Robin Liang
PhD student at TREC

Cancer patients have a high risk of developing venous thromboembolism (VTE), especially in the first 6 months after diagnosis. The risk of VTE can be greatly reduced using anticoagulants to prevent thrombosis, but this treatment brings a high risk of bleeding. This makes it difficult to determine whose risk of thrombosis is greater than the risk of bleeding. Though there are several models that are used in the clinics to predict which cancer patients are likely to benefit from anticoagulation, their accuracy has been disputed. Ingrid Pabinger and colleagues set out to create and validate a clinical prediction model to predict VTE over 6 months in cancer patients.

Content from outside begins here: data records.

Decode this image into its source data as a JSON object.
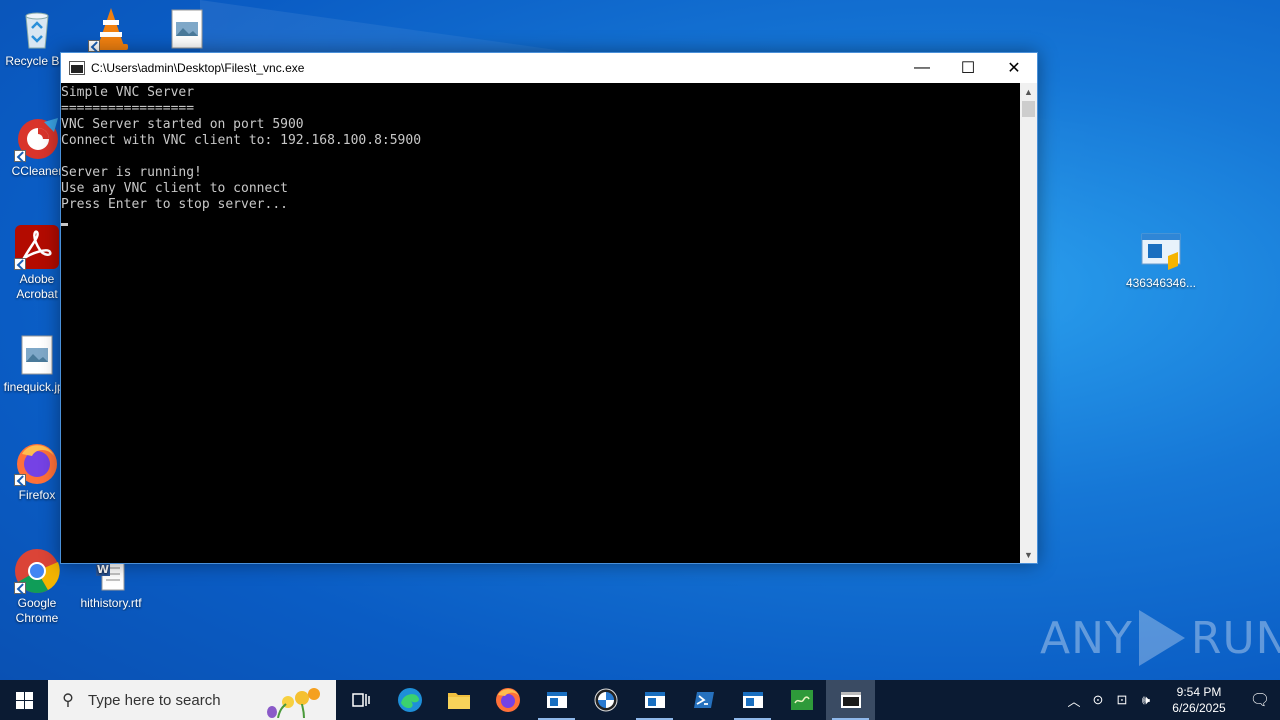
{
  "desktop": {
    "icons": [
      {
        "label": "Recycle Bin"
      },
      {
        "label": "CCleaner"
      },
      {
        "label": "Adobe Acrobat"
      },
      {
        "label": "finequick.jpg"
      },
      {
        "label": "Firefox"
      },
      {
        "label": "Google Chrome"
      },
      {
        "label": "hithistory.rtf"
      },
      {
        "label": "436346346..."
      }
    ]
  },
  "window": {
    "title": "C:\\Users\\admin\\Desktop\\Files\\t_vnc.exe",
    "minimize_glyph": "—",
    "maximize_glyph": "☐",
    "close_glyph": "✕",
    "console_lines": [
      "Simple VNC Server",
      "=================",
      "VNC Server started on port 5900",
      "Connect with VNC client to: 192.168.100.8:5900",
      "",
      "Server is running!",
      "Use any VNC client to connect",
      "Press Enter to stop server..."
    ]
  },
  "watermark": {
    "left": "ANY",
    "right": "RUN"
  },
  "taskbar": {
    "search_placeholder": "Type here to search",
    "apps": [
      "task-view",
      "edge",
      "file-explorer",
      "firefox",
      "app-window",
      "bmw-app",
      "app-window-2",
      "powershell",
      "app-window-3",
      "green-app",
      "console-app"
    ],
    "tray": {
      "time": "9:54 PM",
      "date": "6/26/2025"
    }
  }
}
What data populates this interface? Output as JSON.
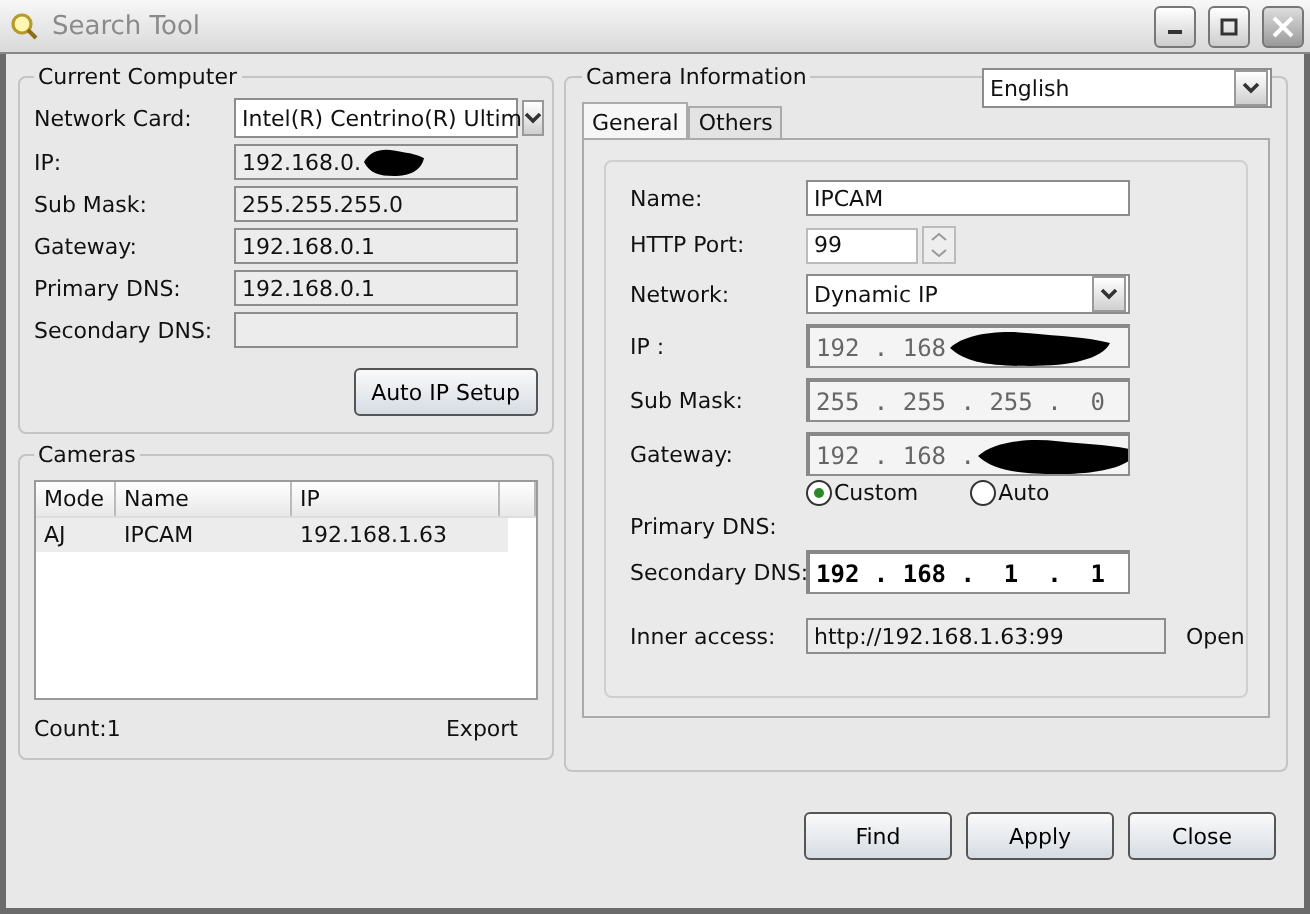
{
  "window": {
    "title": "Search Tool"
  },
  "current_computer": {
    "title": "Current Computer",
    "fields": [
      {
        "label": "Network Card:",
        "kind": "dropdown",
        "value": "Intel(R) Centrino(R) Ultim"
      },
      {
        "label": "IP:",
        "kind": "text",
        "value": "192.168.0.",
        "redacted": true
      },
      {
        "label": "Sub Mask:",
        "kind": "text",
        "value": "255.255.255.0"
      },
      {
        "label": "Gateway:",
        "kind": "text",
        "value": "192.168.0.1"
      },
      {
        "label": "Primary DNS:",
        "kind": "text",
        "value": "192.168.0.1"
      },
      {
        "label": "Secondary DNS:",
        "kind": "text"
      }
    ],
    "button": "Auto IP Setup"
  },
  "cameras": {
    "title": "Cameras",
    "columns": [
      "Mode",
      "Name",
      "IP"
    ],
    "rows": [
      {
        "cells": [
          "AJ",
          "IPCAM",
          "192.168.1.63"
        ],
        "selected": true
      }
    ],
    "count": "Count:1",
    "export": "Export"
  },
  "camera_info": {
    "title": "Camera Information",
    "language": "English",
    "tabs": [
      {
        "label": "General",
        "selected": true
      },
      {
        "label": "Others",
        "selected": false
      }
    ],
    "fields": [
      {
        "label": "Name:",
        "kind": "text",
        "value": "IPCAM"
      },
      {
        "label": "HTTP Port:",
        "kind": "spin",
        "value": "99"
      },
      {
        "label": "Network:",
        "kind": "dropdown",
        "value": "Dynamic IP"
      },
      {
        "label": "IP :",
        "kind": "ip",
        "value": "192 . 168",
        "disabled": true,
        "redacted": true
      },
      {
        "label": "Sub Mask:",
        "kind": "ip",
        "value": "255 . 255 . 255 .  0",
        "disabled": true
      },
      {
        "label": "Gateway:",
        "kind": "ip",
        "value": "192 . 168 .",
        "disabled": true,
        "redacted": true
      },
      {
        "kind": "radios",
        "options": [
          {
            "label": "Custom",
            "selected": true
          },
          {
            "label": "Auto",
            "selected": false
          }
        ]
      },
      {
        "label": "Primary DNS:",
        "kind": "none"
      },
      {
        "label": "Secondary DNS:",
        "kind": "ip",
        "value": "192 . 168 .  1  .  1",
        "disabled": false
      }
    ],
    "inner_access": {
      "label": "Inner access:",
      "value": "http://192.168.1.63:99",
      "link": "Open"
    }
  },
  "buttons": [
    "Find",
    "Apply",
    "Close"
  ]
}
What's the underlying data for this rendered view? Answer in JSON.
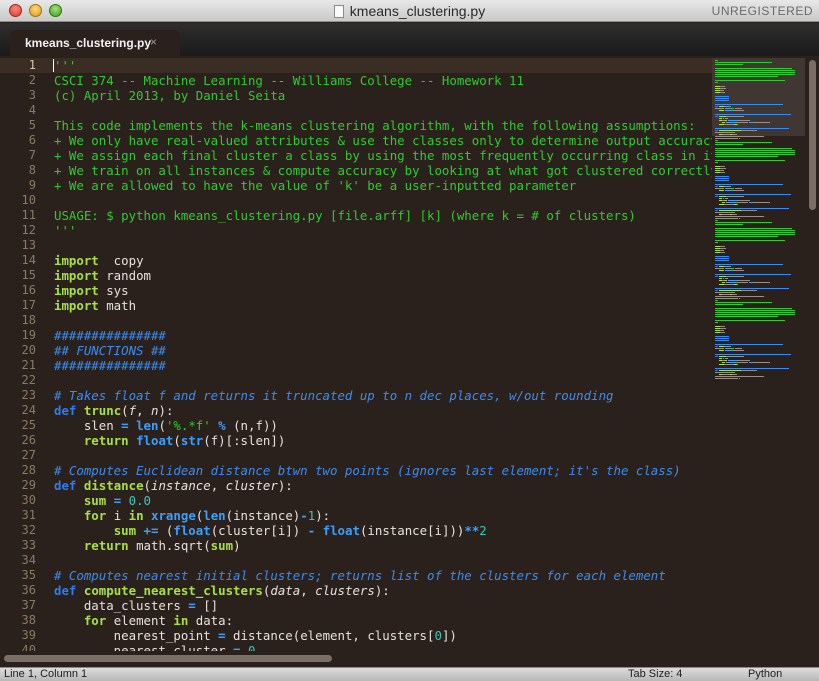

The new model is simple and includes only two variables: The location of the tumor as a clinical variable and D-dimer concentration as a laboratory measurement. These variables are among many used in previous clinical models and were chosen due to their predictive power and availability in the hospital setting. The researchers used data from two large prospective cohort studies, the Vienna Cancer and Thrombosis Study and the Multinational Cohort Study to Identify Cancer Patients at High Risk of Venous Thromboembolism, to develop and externally validate their new prediction model.

This simple model proved effective in predicting which cancer patients had a low or high risk of VTE during the 6-month follow-up period. It is noteworthy that compared to the most widely used clinical model currently used, it correctly reclassified 31% of VTE patients according to whether or not they did or did not develop a VTE. The new model can help to identify which high-risk patients would benefit from preventative therapy with anticoagulants, thus lowering risk of VTE and minimizing bleeding risk, but more studies are needed to confirm their suggested thresholds.

Reference: Pabinger I. et al. A clinical prediction model for cancer-associated venous thromboembolism: a development and validation study in two independent prospective cohorts. Lancet Haemotol 2018.

Be the first to like.